Exercise requirements: Would you please write out each of the entries below exactly, omitting pictures?

[Website and app data records]
*** Block opens ***

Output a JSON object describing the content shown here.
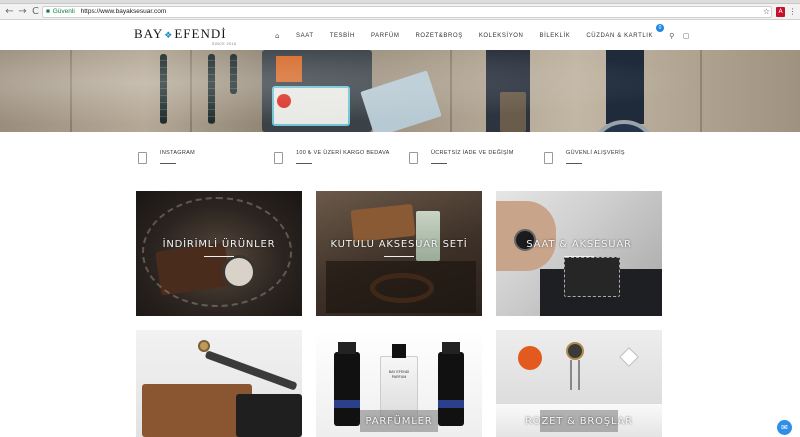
{
  "browser": {
    "back_icon": "←",
    "forward_icon": "→",
    "reload_icon": "C",
    "secure_label": "Güvenli",
    "url": "https://www.bayaksesuar.com",
    "bookmark_icon": "☆",
    "pdf_icon": "A"
  },
  "header": {
    "logo_left": "BAY",
    "logo_right": "EFENDİ",
    "logo_sub": "SINCE 2016",
    "nav_items": [
      "SAAT",
      "TESBİH",
      "PARFÜM",
      "ROZET&BROŞ",
      "KOLEKSİYON",
      "BİLEKLİK",
      "CÜZDAN & KARTLIK"
    ],
    "cart_count": "0"
  },
  "features": [
    {
      "label": "INSTAGRAM"
    },
    {
      "label": "100 ₺ VE ÜZERİ KARGO BEDAVA"
    },
    {
      "label": "ÜCRETSİZ İADE VE DEĞİŞİM"
    },
    {
      "label": "GÜVENLİ ALIŞVERİŞ"
    }
  ],
  "tiles": [
    {
      "label": "İNDİRİMLİ ÜRÜNLER"
    },
    {
      "label": "KUTULU AKSESUAR SETİ"
    },
    {
      "label": "SAAT & AKSESUAR"
    },
    {
      "label": ""
    },
    {
      "label": "PARFÜMLER"
    },
    {
      "label": "ROZET & BROŞLAR"
    }
  ],
  "perfume_text": {
    "brand": "BAY EFENDİ",
    "type": "PARFUM"
  },
  "colors": {
    "accent": "#1e88e5",
    "secure": "#0b8043",
    "text": "#333333"
  }
}
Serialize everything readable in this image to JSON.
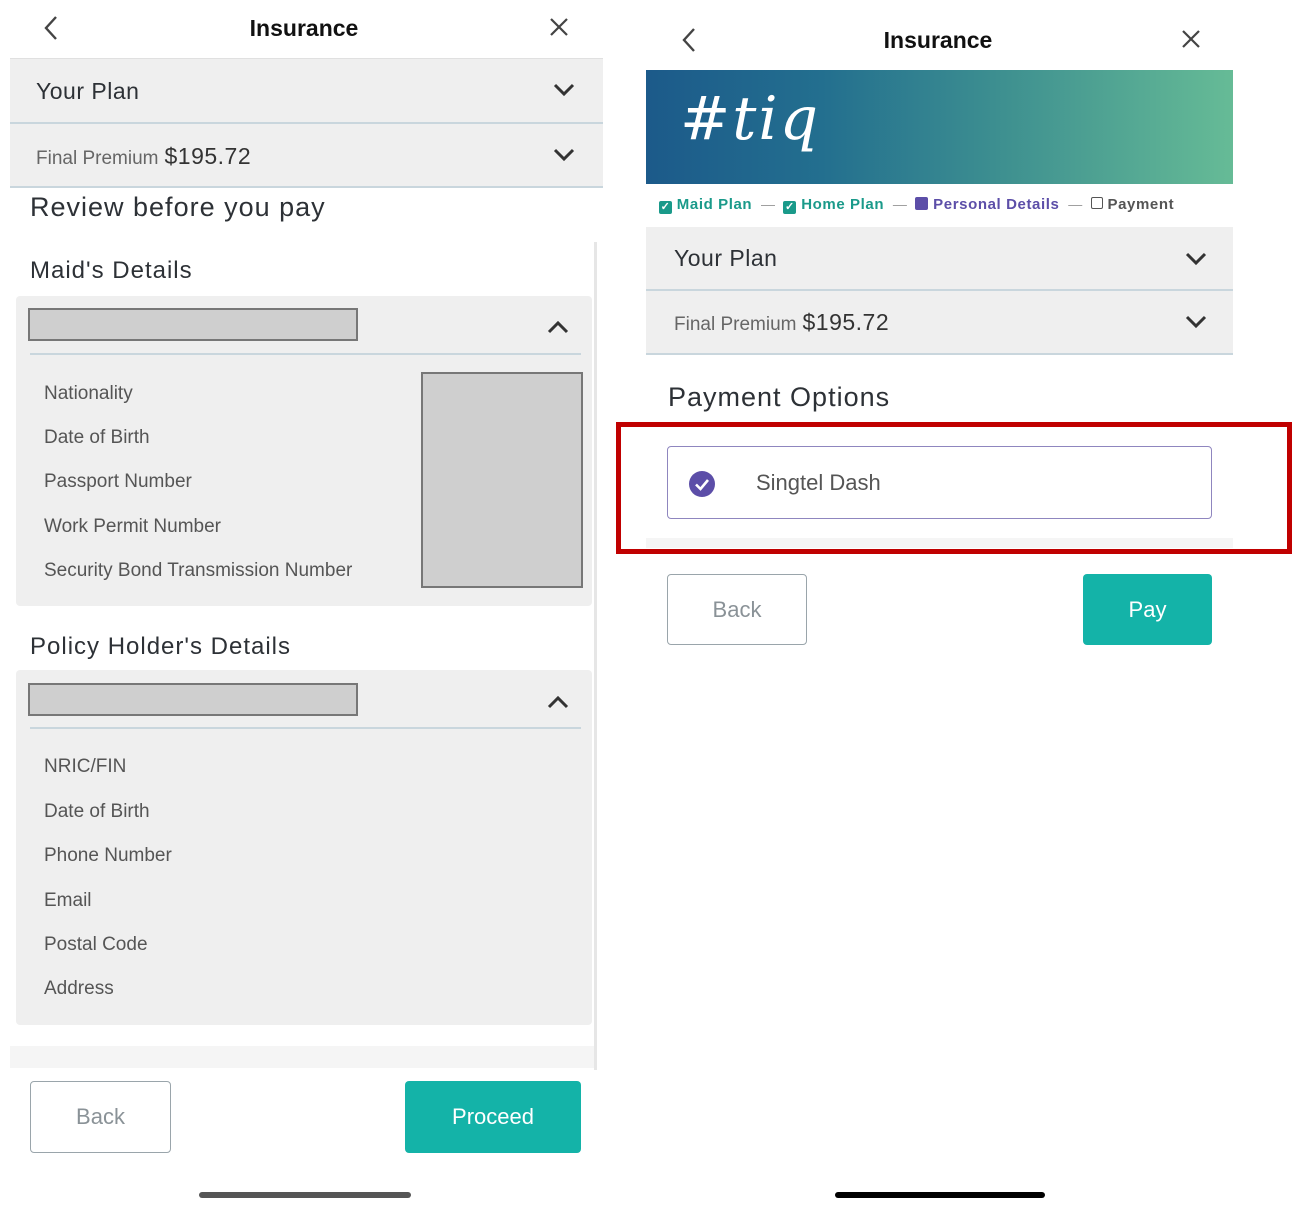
{
  "left": {
    "title": "Insurance",
    "your_plan": "Your Plan",
    "final_premium_label": "Final Premium",
    "final_premium_value": "$195.72",
    "review_heading": "Review before you pay",
    "maid_heading": "Maid's Details",
    "maid_fields": [
      "Nationality",
      "Date of Birth",
      "Passport Number",
      "Work Permit Number",
      "Security Bond Transmission Number"
    ],
    "holder_heading": "Policy Holder's Details",
    "holder_fields": [
      "NRIC/FIN",
      "Date of Birth",
      "Phone Number",
      "Email",
      "Postal Code",
      "Address"
    ],
    "back_label": "Back",
    "proceed_label": "Proceed"
  },
  "right": {
    "title": "Insurance",
    "banner_logo": "#tiq",
    "steps": [
      "Maid Plan",
      "Home Plan",
      "Personal Details",
      "Payment"
    ],
    "your_plan": "Your Plan",
    "final_premium_label": "Final Premium",
    "final_premium_value": "$195.72",
    "payment_heading": "Payment Options",
    "payment_option": "Singtel Dash",
    "back_label": "Back",
    "pay_label": "Pay"
  },
  "colors": {
    "teal": "#14b3a8",
    "purple": "#5c4ea8",
    "highlight_red": "#c00000",
    "step_done": "#1a9a8a"
  }
}
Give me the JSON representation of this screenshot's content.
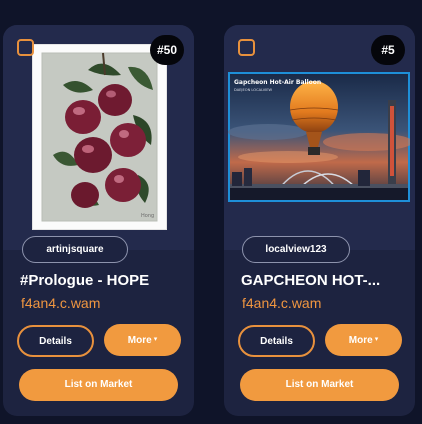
{
  "cards": [
    {
      "badge": "#50",
      "creator": "artinjsquare",
      "title": "#Prologue - HOPE",
      "collection": "f4an4.c.wam",
      "details_label": "Details",
      "more_label": "More",
      "more_caret": "▾",
      "list_label": "List on Market",
      "artwork": {
        "signature": "Hong"
      }
    },
    {
      "badge": "#5",
      "creator": "localview123",
      "title": "GAPCHEON HOT-...",
      "collection": "f4an4.c.wam",
      "details_label": "Details",
      "more_label": "More",
      "more_caret": "▾",
      "list_label": "List on Market",
      "artwork": {
        "heading": "Gapcheon Hot-Air Balloon",
        "subheading": "DAEJEON LOCALVIEW"
      }
    }
  ],
  "colors": {
    "background": "#0f1429",
    "card": "#1d2340",
    "accent": "#f19a3f",
    "link": "#f09640"
  }
}
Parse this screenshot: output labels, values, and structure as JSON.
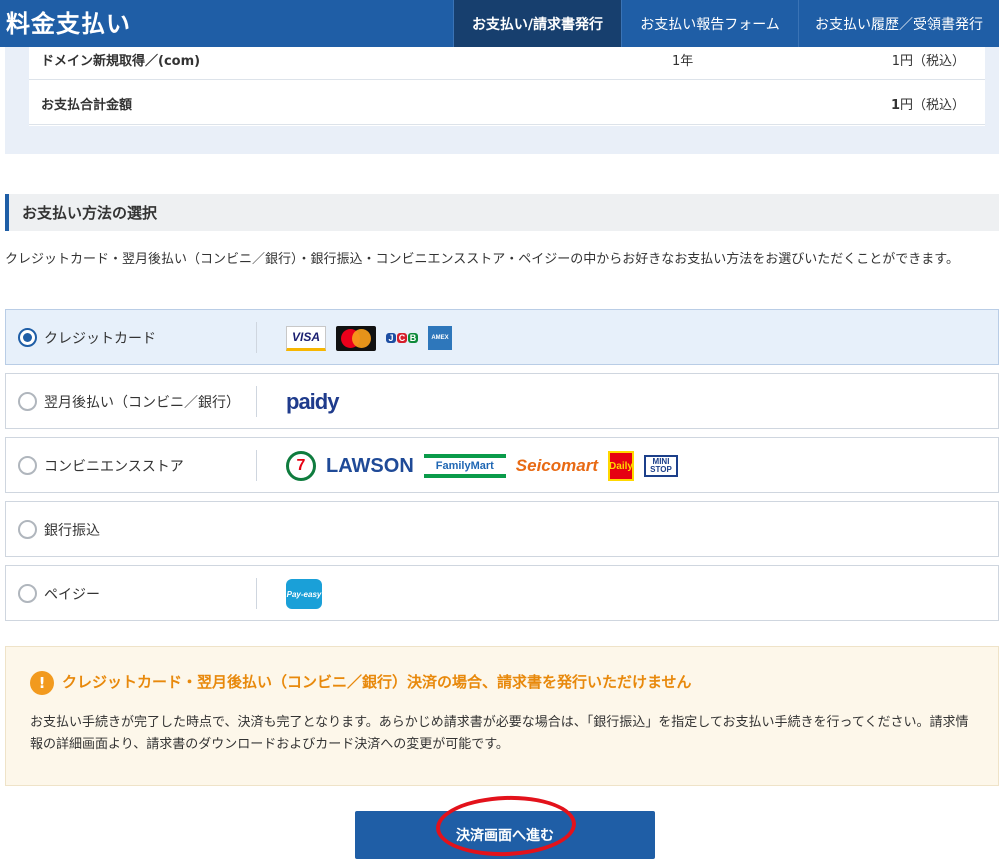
{
  "header": {
    "title": "料金支払い",
    "tabs": [
      {
        "label": "お支払い/請求書発行",
        "active": true
      },
      {
        "label": "お支払い報告フォーム",
        "active": false
      },
      {
        "label": "お支払い履歴／受領書発行",
        "active": false
      }
    ]
  },
  "summary": {
    "item": {
      "name": "ドメイン新規取得／(com)",
      "term": "1年",
      "amount": "1円（税込）"
    },
    "total": {
      "label": "お支払合計金額",
      "amount_value": "1",
      "amount_suffix": "円（税込）"
    }
  },
  "payment_section": {
    "title": "お支払い方法の選択",
    "description": "クレジットカード・翌月後払い（コンビニ／銀行）・銀行振込・コンビニエンスストア・ペイジーの中からお好きなお支払い方法をお選びいただくことができます。",
    "options": [
      {
        "label": "クレジットカード",
        "selected": true,
        "logos": [
          "VISA",
          "Mastercard",
          "JCB",
          "AMERICAN EXPRESS"
        ]
      },
      {
        "label": "翌月後払い（コンビニ／銀行）",
        "selected": false,
        "logos": [
          "paidy"
        ]
      },
      {
        "label": "コンビニエンスストア",
        "selected": false,
        "logos": [
          "7",
          "LAWSON",
          "FamilyMart",
          "Seicomart",
          "Daily",
          "MINI STOP"
        ]
      },
      {
        "label": "銀行振込",
        "selected": false,
        "logos": []
      },
      {
        "label": "ペイジー",
        "selected": false,
        "logos": [
          "Pay-easy"
        ]
      }
    ]
  },
  "notice": {
    "title": "クレジットカード・翌月後払い（コンビニ／銀行）決済の場合、請求書を発行いただけません",
    "body": "お支払い手続きが完了した時点で、決済も完了となります。あらかじめ請求書が必要な場合は、「銀行振込」を指定してお支払い手続きを行ってください。請求情報の詳細画面より、請求書のダウンロードおよびカード決済への変更が可能です。",
    "icon": "!"
  },
  "proceed_button": {
    "label": "決済画面へ進む"
  },
  "colors": {
    "primary": "#1f5ea6",
    "primary_dark": "#173f6e",
    "warning": "#e8890c",
    "annotation": "#e3121b"
  }
}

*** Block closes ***

Your response:
Output a JSON object describing the content shown here.
{
  "browser": {
    "back_icon": "←",
    "forward_icon": "→",
    "reload_icon": "C",
    "secure_label": "Güvenli",
    "url": "https://www.bayaksesuar.com",
    "bookmark_icon": "☆",
    "pdf_icon": "A"
  },
  "header": {
    "logo_left": "BAY",
    "logo_right": "EFENDİ",
    "logo_sub": "SINCE 2016",
    "nav_items": [
      "SAAT",
      "TESBİH",
      "PARFÜM",
      "ROZET&BROŞ",
      "KOLEKSİYON",
      "BİLEKLİK",
      "CÜZDAN & KARTLIK"
    ],
    "cart_count": "0"
  },
  "features": [
    {
      "label": "INSTAGRAM"
    },
    {
      "label": "100 ₺ VE ÜZERİ KARGO BEDAVA"
    },
    {
      "label": "ÜCRETSİZ İADE VE DEĞİŞİM"
    },
    {
      "label": "GÜVENLİ ALIŞVERİŞ"
    }
  ],
  "tiles": [
    {
      "label": "İNDİRİMLİ ÜRÜNLER"
    },
    {
      "label": "KUTULU AKSESUAR SETİ"
    },
    {
      "label": "SAAT & AKSESUAR"
    },
    {
      "label": ""
    },
    {
      "label": "PARFÜMLER"
    },
    {
      "label": "ROZET & BROŞLAR"
    }
  ],
  "perfume_text": {
    "brand": "BAY EFENDİ",
    "type": "PARFUM"
  },
  "colors": {
    "accent": "#1e88e5",
    "secure": "#0b8043",
    "text": "#333333"
  }
}
Serialize everything readable in this image to JSON.
{
  "left": {
    "title": "Insurance",
    "your_plan": "Your Plan",
    "final_premium_label": "Final Premium",
    "final_premium_value": "$195.72",
    "review_heading": "Review before you pay",
    "maid_heading": "Maid's Details",
    "maid_fields": [
      "Nationality",
      "Date of Birth",
      "Passport Number",
      "Work Permit Number",
      "Security Bond Transmission Number"
    ],
    "holder_heading": "Policy Holder's Details",
    "holder_fields": [
      "NRIC/FIN",
      "Date of Birth",
      "Phone Number",
      "Email",
      "Postal Code",
      "Address"
    ],
    "back_label": "Back",
    "proceed_label": "Proceed"
  },
  "right": {
    "title": "Insurance",
    "banner_logo": "#tiq",
    "steps": [
      "Maid Plan",
      "Home Plan",
      "Personal Details",
      "Payment"
    ],
    "your_plan": "Your Plan",
    "final_premium_label": "Final Premium",
    "final_premium_value": "$195.72",
    "payment_heading": "Payment Options",
    "payment_option": "Singtel Dash",
    "back_label": "Back",
    "pay_label": "Pay"
  },
  "colors": {
    "teal": "#14b3a8",
    "purple": "#5c4ea8",
    "highlight_red": "#c00000",
    "step_done": "#1a9a8a"
  }
}
Give me the JSON representation of this screenshot's content.
{
  "cards": [
    {
      "badge": "#50",
      "creator": "artinjsquare",
      "title": "#Prologue - HOPE",
      "collection": "f4an4.c.wam",
      "details_label": "Details",
      "more_label": "More",
      "more_caret": "▾",
      "list_label": "List on Market",
      "artwork": {
        "signature": "Hong"
      }
    },
    {
      "badge": "#5",
      "creator": "localview123",
      "title": "GAPCHEON HOT-...",
      "collection": "f4an4.c.wam",
      "details_label": "Details",
      "more_label": "More",
      "more_caret": "▾",
      "list_label": "List on Market",
      "artwork": {
        "heading": "Gapcheon Hot-Air Balloon",
        "subheading": "DAEJEON LOCALVIEW"
      }
    }
  ],
  "colors": {
    "background": "#0f1429",
    "card": "#1d2340",
    "accent": "#f19a3f",
    "link": "#f09640"
  }
}
Parse this screenshot: output labels, values, and structure as JSON.
{
  "header": {
    "title": "料金支払い",
    "tabs": [
      {
        "label": "お支払い/請求書発行",
        "active": true
      },
      {
        "label": "お支払い報告フォーム",
        "active": false
      },
      {
        "label": "お支払い履歴／受領書発行",
        "active": false
      }
    ]
  },
  "summary": {
    "item": {
      "name": "ドメイン新規取得／(com)",
      "term": "1年",
      "amount": "1円（税込）"
    },
    "total": {
      "label": "お支払合計金額",
      "amount_value": "1",
      "amount_suffix": "円（税込）"
    }
  },
  "payment_section": {
    "title": "お支払い方法の選択",
    "description": "クレジットカード・翌月後払い（コンビニ／銀行）・銀行振込・コンビニエンスストア・ペイジーの中からお好きなお支払い方法をお選びいただくことができます。",
    "options": [
      {
        "label": "クレジットカード",
        "selected": true,
        "logos": [
          "VISA",
          "Mastercard",
          "JCB",
          "AMERICAN EXPRESS"
        ]
      },
      {
        "label": "翌月後払い（コンビニ／銀行）",
        "selected": false,
        "logos": [
          "paidy"
        ]
      },
      {
        "label": "コンビニエンスストア",
        "selected": false,
        "logos": [
          "7",
          "LAWSON",
          "FamilyMart",
          "Seicomart",
          "Daily",
          "MINI STOP"
        ]
      },
      {
        "label": "銀行振込",
        "selected": false,
        "logos": []
      },
      {
        "label": "ペイジー",
        "selected": false,
        "logos": [
          "Pay-easy"
        ]
      }
    ]
  },
  "notice": {
    "title": "クレジットカード・翌月後払い（コンビニ／銀行）決済の場合、請求書を発行いただけません",
    "body": "お支払い手続きが完了した時点で、決済も完了となります。あらかじめ請求書が必要な場合は、「銀行振込」を指定してお支払い手続きを行ってください。請求情報の詳細画面より、請求書のダウンロードおよびカード決済への変更が可能です。",
    "icon": "!"
  },
  "proceed_button": {
    "label": "決済画面へ進む"
  },
  "colors": {
    "primary": "#1f5ea6",
    "primary_dark": "#173f6e",
    "warning": "#e8890c",
    "annotation": "#e3121b"
  }
}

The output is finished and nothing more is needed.